Exercise details -
Every line of the records that holds the word "header" should be copied.

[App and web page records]
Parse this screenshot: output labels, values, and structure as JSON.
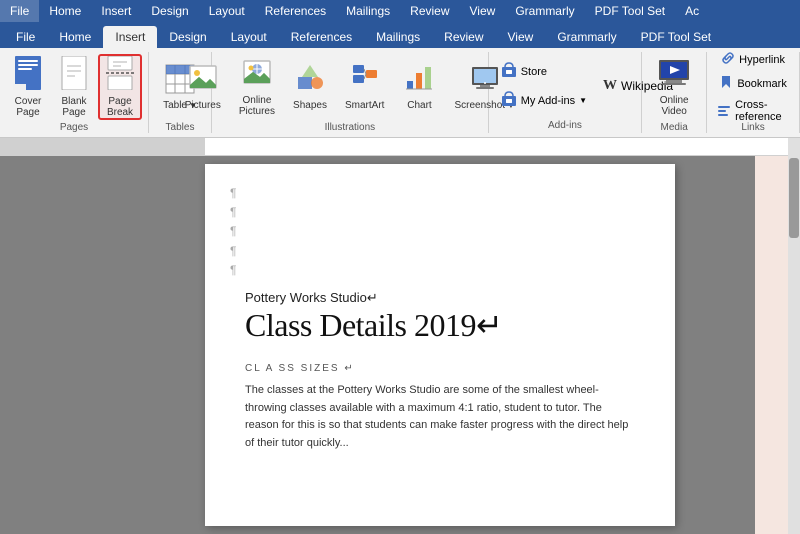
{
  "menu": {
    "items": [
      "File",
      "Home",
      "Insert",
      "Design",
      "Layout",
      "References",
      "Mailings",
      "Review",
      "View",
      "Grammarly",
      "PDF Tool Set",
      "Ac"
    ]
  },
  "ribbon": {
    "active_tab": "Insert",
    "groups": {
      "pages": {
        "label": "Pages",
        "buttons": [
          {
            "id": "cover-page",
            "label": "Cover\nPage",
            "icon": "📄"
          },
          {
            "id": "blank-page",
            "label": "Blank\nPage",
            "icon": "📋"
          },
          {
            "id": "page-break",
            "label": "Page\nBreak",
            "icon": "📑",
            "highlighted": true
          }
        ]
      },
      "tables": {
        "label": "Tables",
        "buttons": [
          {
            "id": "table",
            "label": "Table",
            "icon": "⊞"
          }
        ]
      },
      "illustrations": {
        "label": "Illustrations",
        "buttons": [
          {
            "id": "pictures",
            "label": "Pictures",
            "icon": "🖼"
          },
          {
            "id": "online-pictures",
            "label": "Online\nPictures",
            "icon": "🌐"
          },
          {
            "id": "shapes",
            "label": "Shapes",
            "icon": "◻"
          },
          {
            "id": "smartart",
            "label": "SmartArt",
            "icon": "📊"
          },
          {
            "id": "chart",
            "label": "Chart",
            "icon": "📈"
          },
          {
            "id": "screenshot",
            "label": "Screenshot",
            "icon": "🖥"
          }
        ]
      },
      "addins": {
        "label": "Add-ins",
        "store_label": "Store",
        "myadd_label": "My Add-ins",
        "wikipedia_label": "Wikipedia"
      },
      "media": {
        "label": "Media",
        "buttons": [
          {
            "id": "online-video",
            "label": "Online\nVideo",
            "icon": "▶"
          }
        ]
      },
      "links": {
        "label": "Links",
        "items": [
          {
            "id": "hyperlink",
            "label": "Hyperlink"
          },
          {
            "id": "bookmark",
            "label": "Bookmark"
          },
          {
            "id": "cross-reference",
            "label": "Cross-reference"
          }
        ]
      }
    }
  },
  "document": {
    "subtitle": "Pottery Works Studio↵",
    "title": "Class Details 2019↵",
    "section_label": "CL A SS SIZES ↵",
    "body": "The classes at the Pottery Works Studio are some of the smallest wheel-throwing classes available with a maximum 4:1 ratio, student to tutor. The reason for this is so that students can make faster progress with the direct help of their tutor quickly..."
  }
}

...

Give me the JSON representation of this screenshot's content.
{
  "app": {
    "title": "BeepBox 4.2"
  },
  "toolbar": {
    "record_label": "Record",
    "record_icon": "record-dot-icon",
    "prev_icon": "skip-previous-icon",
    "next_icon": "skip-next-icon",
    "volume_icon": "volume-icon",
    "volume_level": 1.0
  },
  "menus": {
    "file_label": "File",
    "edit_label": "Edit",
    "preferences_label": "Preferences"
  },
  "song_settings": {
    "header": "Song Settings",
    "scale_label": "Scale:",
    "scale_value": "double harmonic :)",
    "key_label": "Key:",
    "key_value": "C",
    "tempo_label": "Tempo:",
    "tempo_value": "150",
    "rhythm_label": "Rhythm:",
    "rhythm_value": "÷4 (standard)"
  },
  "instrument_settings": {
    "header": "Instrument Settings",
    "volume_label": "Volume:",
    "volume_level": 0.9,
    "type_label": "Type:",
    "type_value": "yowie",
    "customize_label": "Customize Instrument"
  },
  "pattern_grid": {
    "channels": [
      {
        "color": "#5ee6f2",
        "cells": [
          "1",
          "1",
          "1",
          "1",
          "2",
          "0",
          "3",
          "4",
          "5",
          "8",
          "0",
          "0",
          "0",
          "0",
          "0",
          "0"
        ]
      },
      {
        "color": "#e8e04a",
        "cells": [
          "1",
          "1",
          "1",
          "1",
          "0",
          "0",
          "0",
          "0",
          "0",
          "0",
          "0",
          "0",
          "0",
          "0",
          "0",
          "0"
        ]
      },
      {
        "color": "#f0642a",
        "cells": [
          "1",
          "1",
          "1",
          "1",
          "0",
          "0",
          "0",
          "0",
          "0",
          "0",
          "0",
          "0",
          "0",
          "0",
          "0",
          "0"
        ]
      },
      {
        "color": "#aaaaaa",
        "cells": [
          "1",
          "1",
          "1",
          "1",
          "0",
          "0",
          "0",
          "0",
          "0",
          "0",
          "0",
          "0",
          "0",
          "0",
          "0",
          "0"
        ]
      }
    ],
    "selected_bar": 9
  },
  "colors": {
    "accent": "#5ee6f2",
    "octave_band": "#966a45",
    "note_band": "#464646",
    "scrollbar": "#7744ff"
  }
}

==

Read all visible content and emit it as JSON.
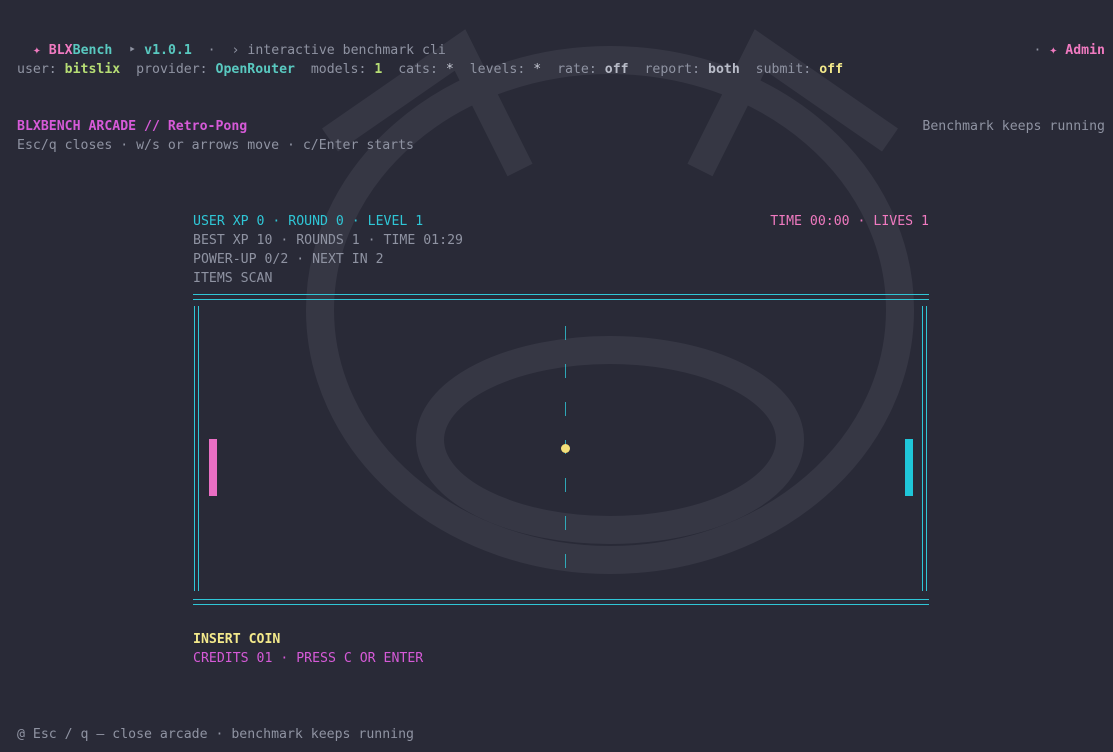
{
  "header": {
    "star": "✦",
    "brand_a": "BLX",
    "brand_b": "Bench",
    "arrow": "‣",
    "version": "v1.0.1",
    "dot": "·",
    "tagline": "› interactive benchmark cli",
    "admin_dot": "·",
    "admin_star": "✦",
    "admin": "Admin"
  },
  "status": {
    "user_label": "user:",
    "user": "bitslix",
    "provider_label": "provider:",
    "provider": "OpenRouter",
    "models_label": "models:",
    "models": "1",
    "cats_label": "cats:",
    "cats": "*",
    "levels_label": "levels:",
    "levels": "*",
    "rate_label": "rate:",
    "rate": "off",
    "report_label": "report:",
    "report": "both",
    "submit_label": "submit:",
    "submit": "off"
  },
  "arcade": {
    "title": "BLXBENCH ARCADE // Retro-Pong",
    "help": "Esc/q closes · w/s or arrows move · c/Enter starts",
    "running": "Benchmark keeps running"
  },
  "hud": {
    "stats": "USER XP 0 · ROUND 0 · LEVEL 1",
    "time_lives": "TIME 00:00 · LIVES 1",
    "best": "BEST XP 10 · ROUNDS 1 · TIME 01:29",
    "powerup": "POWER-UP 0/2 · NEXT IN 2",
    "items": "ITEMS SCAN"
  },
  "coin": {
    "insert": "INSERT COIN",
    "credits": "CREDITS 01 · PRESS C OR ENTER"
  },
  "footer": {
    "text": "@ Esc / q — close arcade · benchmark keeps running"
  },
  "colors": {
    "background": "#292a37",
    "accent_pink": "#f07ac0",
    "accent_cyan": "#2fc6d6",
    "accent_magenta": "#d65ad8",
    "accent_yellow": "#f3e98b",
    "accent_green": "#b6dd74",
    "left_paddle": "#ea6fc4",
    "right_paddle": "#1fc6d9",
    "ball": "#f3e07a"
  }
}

Written response -
    "header": "Song Settings",
    "header": "Instrument Settings",
  "header": {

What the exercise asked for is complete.